Stored data
========================================================================
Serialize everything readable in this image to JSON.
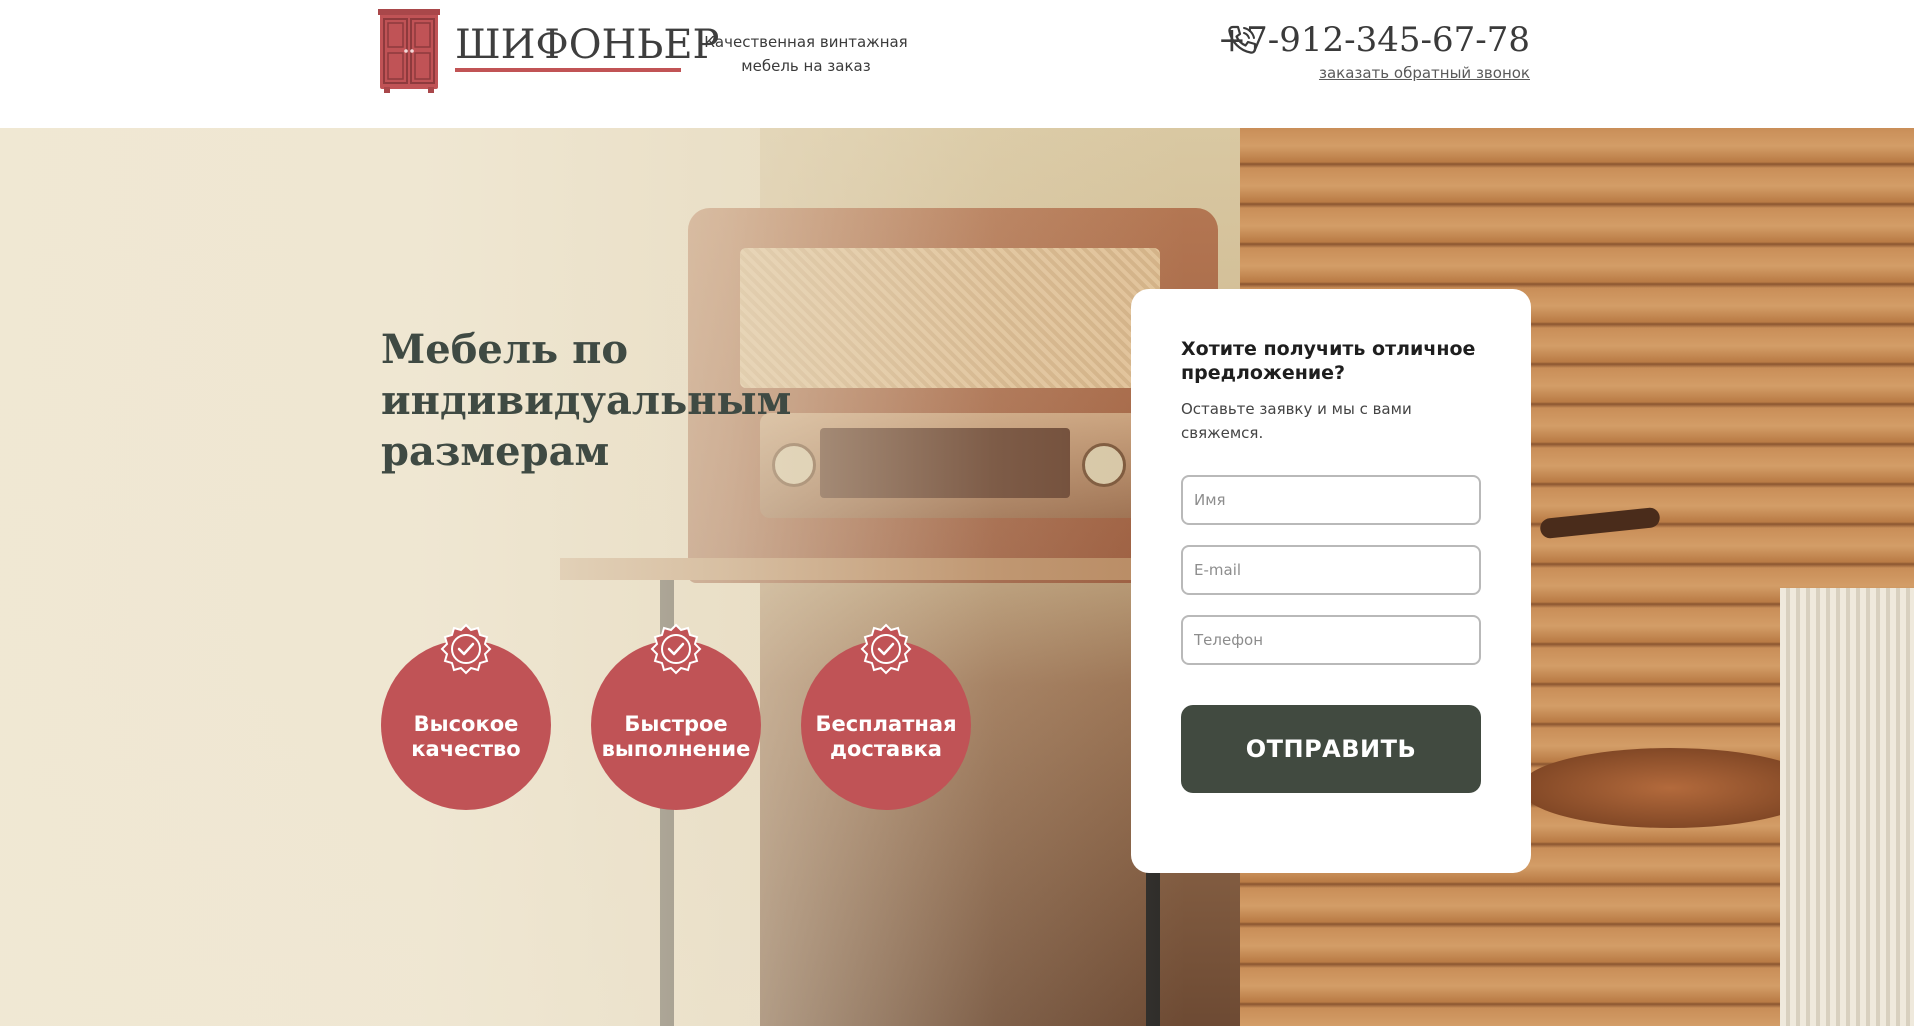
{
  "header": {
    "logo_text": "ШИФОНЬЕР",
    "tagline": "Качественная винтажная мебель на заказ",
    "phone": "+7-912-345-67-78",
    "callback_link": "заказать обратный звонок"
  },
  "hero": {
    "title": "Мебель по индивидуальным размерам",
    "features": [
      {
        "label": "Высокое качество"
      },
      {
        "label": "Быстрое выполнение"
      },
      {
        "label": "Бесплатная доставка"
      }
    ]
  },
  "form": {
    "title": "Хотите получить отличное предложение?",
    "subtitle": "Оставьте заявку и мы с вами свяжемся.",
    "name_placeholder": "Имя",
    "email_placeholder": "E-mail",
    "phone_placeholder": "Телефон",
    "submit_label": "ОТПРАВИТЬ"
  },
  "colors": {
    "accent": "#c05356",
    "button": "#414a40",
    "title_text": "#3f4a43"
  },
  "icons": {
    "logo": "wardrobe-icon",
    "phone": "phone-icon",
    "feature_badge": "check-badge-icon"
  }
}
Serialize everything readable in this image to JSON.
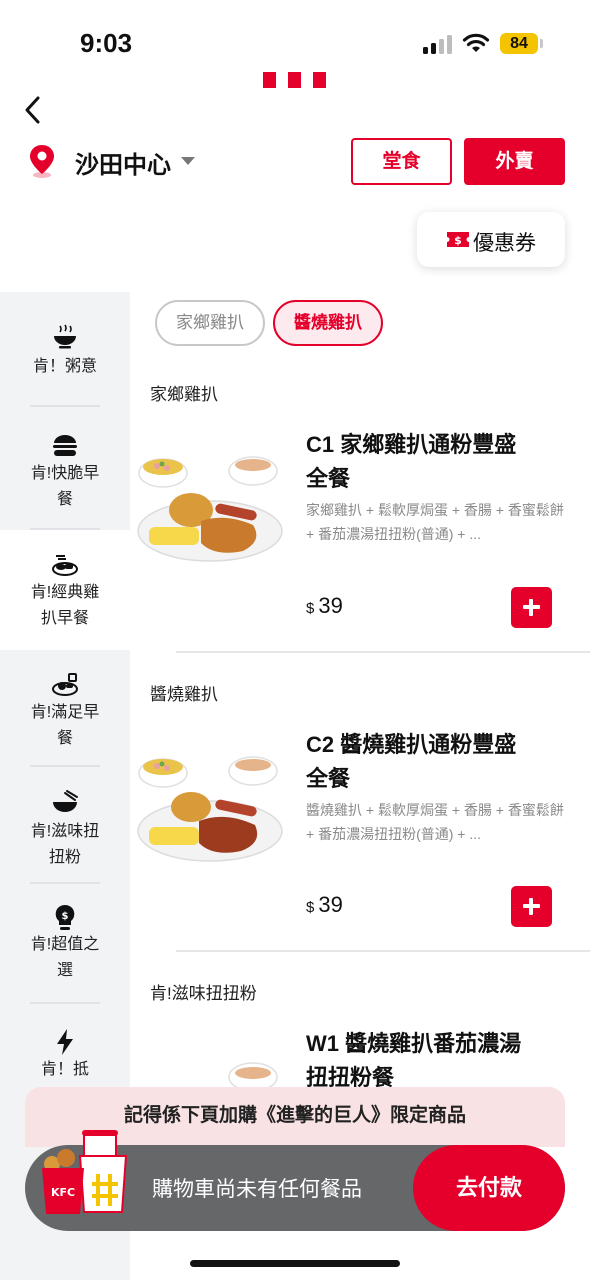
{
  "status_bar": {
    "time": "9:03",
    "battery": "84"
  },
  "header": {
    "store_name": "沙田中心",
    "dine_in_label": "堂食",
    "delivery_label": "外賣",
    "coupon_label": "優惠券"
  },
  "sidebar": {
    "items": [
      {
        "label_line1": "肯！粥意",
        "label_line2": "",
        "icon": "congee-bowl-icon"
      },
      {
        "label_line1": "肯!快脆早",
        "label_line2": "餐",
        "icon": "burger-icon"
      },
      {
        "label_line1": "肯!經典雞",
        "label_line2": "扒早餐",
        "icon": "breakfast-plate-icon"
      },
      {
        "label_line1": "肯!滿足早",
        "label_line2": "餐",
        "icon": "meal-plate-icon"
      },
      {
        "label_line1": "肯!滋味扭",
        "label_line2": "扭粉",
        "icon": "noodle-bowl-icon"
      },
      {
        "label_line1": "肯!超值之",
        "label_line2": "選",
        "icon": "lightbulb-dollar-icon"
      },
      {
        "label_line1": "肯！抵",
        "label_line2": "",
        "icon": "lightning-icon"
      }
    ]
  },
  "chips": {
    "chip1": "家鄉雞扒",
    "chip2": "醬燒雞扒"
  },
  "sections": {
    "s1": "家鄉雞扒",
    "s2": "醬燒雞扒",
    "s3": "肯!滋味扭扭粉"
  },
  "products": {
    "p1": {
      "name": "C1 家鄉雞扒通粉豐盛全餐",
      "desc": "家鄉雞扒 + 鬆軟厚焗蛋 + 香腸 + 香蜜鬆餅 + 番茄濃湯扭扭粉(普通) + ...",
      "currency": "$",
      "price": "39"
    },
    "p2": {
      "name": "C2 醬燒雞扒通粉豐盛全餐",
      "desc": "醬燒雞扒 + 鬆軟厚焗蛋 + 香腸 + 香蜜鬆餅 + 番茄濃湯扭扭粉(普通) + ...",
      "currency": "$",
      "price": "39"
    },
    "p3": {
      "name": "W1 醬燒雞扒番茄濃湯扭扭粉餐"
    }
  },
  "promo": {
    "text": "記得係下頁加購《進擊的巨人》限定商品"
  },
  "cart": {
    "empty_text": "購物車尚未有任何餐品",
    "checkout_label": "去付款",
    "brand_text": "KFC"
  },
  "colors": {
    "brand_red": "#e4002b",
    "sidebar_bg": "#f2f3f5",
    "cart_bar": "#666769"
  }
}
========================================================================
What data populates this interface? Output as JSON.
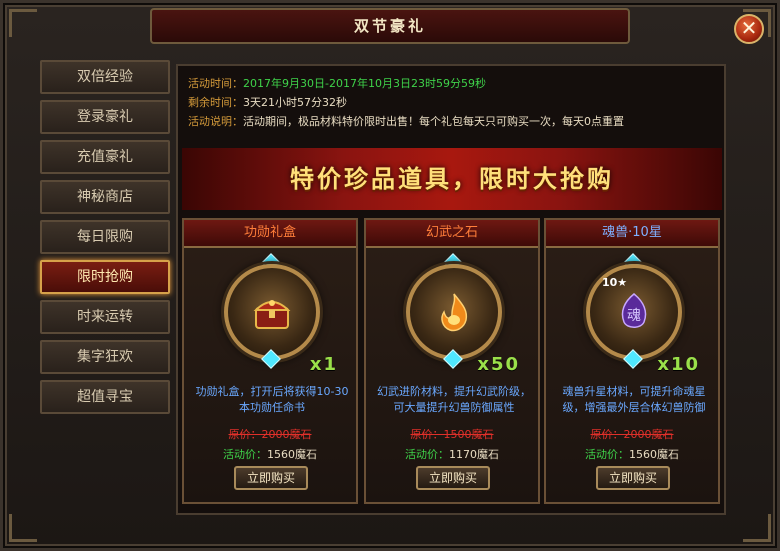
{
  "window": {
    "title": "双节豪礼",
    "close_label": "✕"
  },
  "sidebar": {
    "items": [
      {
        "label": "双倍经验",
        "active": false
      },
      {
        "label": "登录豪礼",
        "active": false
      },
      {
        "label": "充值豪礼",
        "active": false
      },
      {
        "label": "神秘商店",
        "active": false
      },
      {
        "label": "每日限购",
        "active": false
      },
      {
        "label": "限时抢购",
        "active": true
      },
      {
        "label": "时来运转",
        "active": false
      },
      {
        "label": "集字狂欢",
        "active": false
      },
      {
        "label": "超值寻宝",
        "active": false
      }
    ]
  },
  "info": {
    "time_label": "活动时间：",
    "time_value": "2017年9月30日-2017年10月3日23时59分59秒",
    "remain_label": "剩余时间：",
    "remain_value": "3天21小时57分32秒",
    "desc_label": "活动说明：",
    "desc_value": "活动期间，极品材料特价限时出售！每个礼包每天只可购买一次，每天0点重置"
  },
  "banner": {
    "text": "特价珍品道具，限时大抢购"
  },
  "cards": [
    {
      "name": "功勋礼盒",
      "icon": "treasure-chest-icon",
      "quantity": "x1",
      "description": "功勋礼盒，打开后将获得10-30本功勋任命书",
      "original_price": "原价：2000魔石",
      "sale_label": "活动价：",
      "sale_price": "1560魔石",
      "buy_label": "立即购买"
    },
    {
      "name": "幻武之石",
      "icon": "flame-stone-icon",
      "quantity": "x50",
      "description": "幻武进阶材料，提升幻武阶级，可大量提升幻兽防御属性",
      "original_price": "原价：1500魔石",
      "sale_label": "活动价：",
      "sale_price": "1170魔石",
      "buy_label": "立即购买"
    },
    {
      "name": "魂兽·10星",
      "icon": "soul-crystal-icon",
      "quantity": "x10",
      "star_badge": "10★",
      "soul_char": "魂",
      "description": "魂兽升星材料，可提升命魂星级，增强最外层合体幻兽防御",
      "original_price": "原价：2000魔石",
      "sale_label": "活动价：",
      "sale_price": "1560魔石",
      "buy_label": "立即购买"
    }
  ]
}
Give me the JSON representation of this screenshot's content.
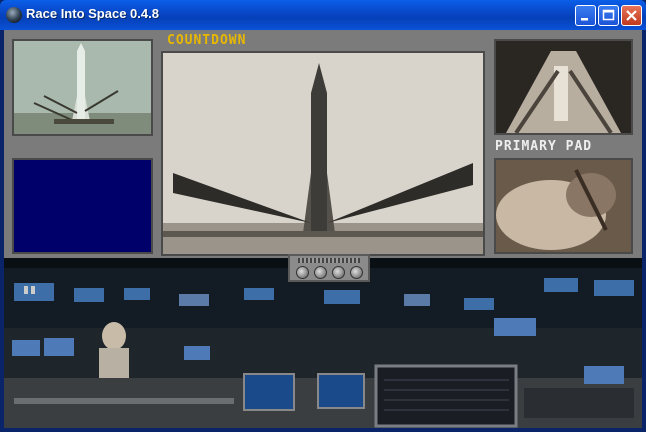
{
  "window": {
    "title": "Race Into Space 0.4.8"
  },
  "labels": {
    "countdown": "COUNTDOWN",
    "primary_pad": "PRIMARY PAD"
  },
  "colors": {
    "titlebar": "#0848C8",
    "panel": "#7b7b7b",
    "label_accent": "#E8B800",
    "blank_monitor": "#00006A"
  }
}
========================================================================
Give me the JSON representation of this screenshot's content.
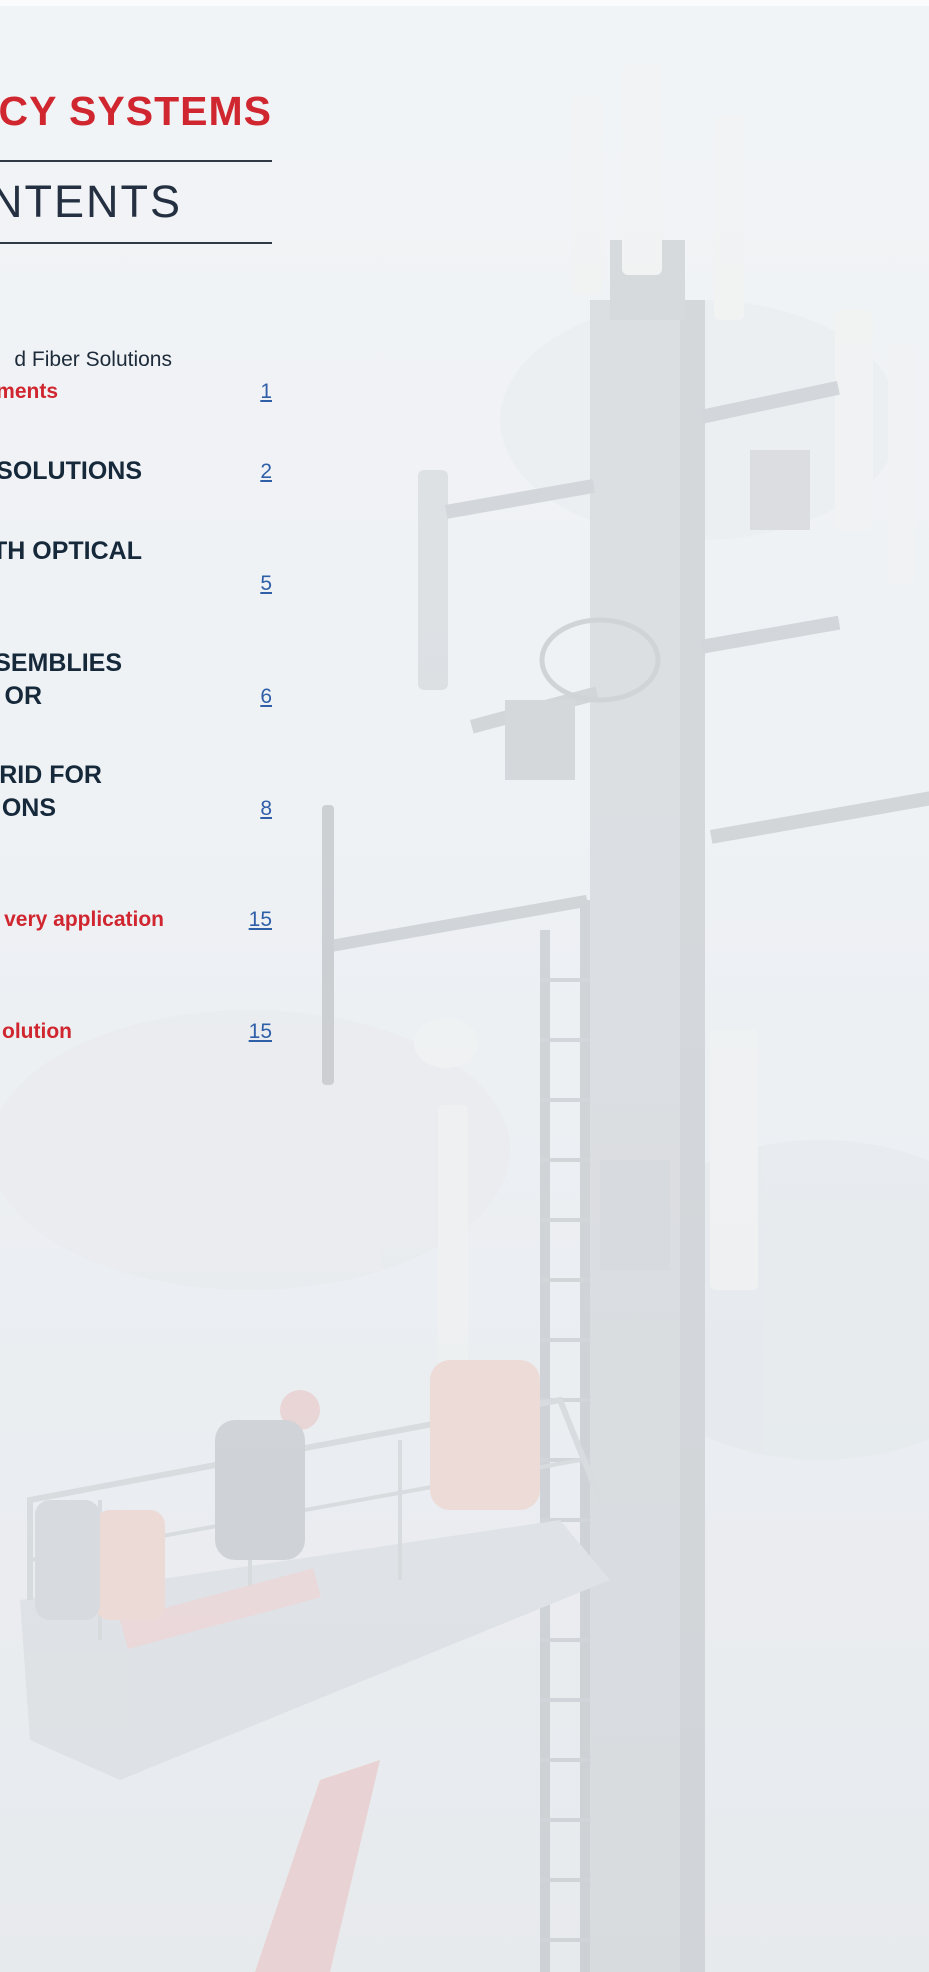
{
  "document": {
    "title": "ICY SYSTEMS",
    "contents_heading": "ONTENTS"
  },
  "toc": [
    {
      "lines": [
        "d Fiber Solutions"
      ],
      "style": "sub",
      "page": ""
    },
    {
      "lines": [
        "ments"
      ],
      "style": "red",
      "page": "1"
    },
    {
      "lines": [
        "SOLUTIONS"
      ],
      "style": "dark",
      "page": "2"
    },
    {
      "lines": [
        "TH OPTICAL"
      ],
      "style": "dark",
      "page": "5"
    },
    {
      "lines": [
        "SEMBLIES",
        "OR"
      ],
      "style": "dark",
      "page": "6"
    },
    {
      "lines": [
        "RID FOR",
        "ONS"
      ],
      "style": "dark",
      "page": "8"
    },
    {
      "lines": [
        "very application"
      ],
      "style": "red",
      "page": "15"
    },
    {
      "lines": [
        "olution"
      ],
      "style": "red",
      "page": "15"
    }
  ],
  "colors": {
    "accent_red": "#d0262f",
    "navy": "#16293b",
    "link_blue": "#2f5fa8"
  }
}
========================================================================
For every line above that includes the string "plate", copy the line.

* Task answer:
        "icon": "breakfast-plate-icon"
        "icon": "meal-plate-icon"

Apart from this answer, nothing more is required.